As is the cyclical nature of local music, we seem to be at a bit of a low ebb at the moment. Economical considerations have seen various established support mechanisms disappear, from festivals to radio to venues. But what can you do about it? Well, everything. We have been here many times before and as the musical vehicles that we have taken for granted no longer provide that safety net then it is time for the grassroots of the music scene to take up the slack. In a past time it would have been called the punk ethic, the D.I.Y approach, maybe it is a time to return to such a way of working.
So what can you do to make things happen on your music scene, and remember it is you scene, it doesn’t belong to the bands, the venues, the promoters, it belongs to everyone. Firstly, you can set up your own gigs, have a word with venues and arrange to use one of the quieter nights in the week to put a show on or even put on a gig in an unusual place, a youth centre, a back garden or even your own basement.
Technology means that it is reasonably easy to produce your own podcasts broadcasting local bands or fanzines that advertise the underground scene I propose. As the total antithesis of spoon-fed, couch potato media and the commercial world of cash flows that venues have to operate in, I’m sure it appeals to a certain type of (slightly anarchic) creative mind.

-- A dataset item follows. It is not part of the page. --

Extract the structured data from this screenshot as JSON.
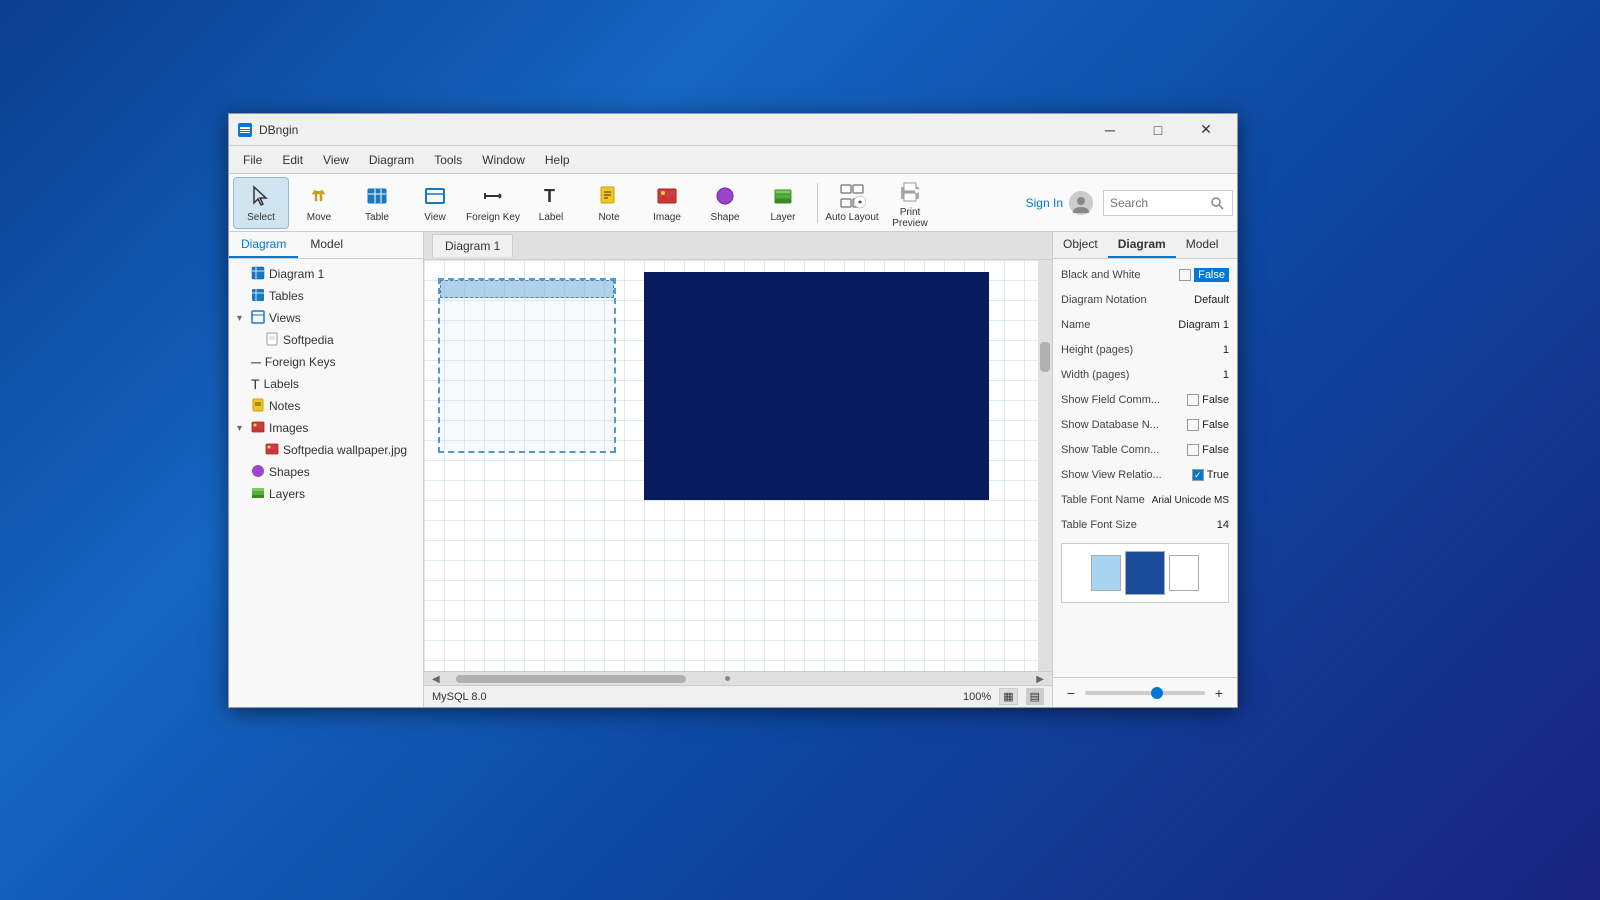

The question is, do you have the will and energy to make it happen or are you going to just bemoan the loss of your scene. It’s up to you.
Whilst you are thinking about that, here are a few gigs you might want to go to. Tonight at The Victoria, auralcandy and friends are at The Victoria. Those purveyors of pick and mix, guerrillas of genre and lyrical libertines, auralcandy (a band so poor that they can’t even afford a capital letter) are joined by Minnie Birch and David Bowmer. Minnie describes her style as “dreary folk pop music” though this is music that has enabled her to open for the likes of Joan Armatrading so I suspect a certain amount of self-deprecation is at work. Dave Bowmer plays a strange device called a Chapman Stick and through this, live looping and percussion from David Holmes they create wonderful dance driven surf soundtracks. Intriguing!
Anglo-Swedish blues maestro, Krissy Matthews just goes from strength to strength. Having played festivals the length and breadth of Europe and in places as iconic as The 100 Club and The Cavern, the fact that you can get to watch him for free at The Beehive is a chance not to be passed up.
Friday is the busy one this week but with a wide range of genres up for grabs there is something for everyone. In the name of balance I should mention that the human six-pack, Peter Andre, is at the Oasis playing a selection of his hit! X-Factor fabrication The Risk and Sam Gray support. (Can you tell I typed that through gritted teeth?)
If you do want a proper live experience that is all about the dance floor groove then a better option is The Funk’daMentals at The Victoria an awesome and accomplished band playing the funkiest tunes from James Brown to Jamiroquai and from Rose Royce to The Sugarhill Gang.
In the worthy causes department, The Furnace are hosting The Empower and Swindon Street Pastors Charity Gig. Music comes in the form of The Graham Mack Rock Band, Starlight City, plus Gambian drummers and acoustic sets. Meanwhile returning after more than a week away, Josie and The Outlaw will be treating The Rolleston to their trademark rockabilly, R’n’B and old school rock and roll.
Forget The Black Keys, The White Stripes and The Kills, the only two-piece band that matters are in town on Saturday. If drum and bass driven punk, shouty vocals delivering lyrics that wander between poignant and just plain dumb are your thing, then get up to The Victoria for 2 Sick Monkeys (pictured), the best thing to come out of Wootton Bassett since the 55A bus service. Headlining are The Nomarks – maximum ska!
Ending, as we often do, at The Running Horse on Wednesday and I highly recommend you check out the reflective, dark and bittersweet melodies of Ells Ponting and the raw, funky acoustic blues of Jim Blair, a real mid-week oasis of talent.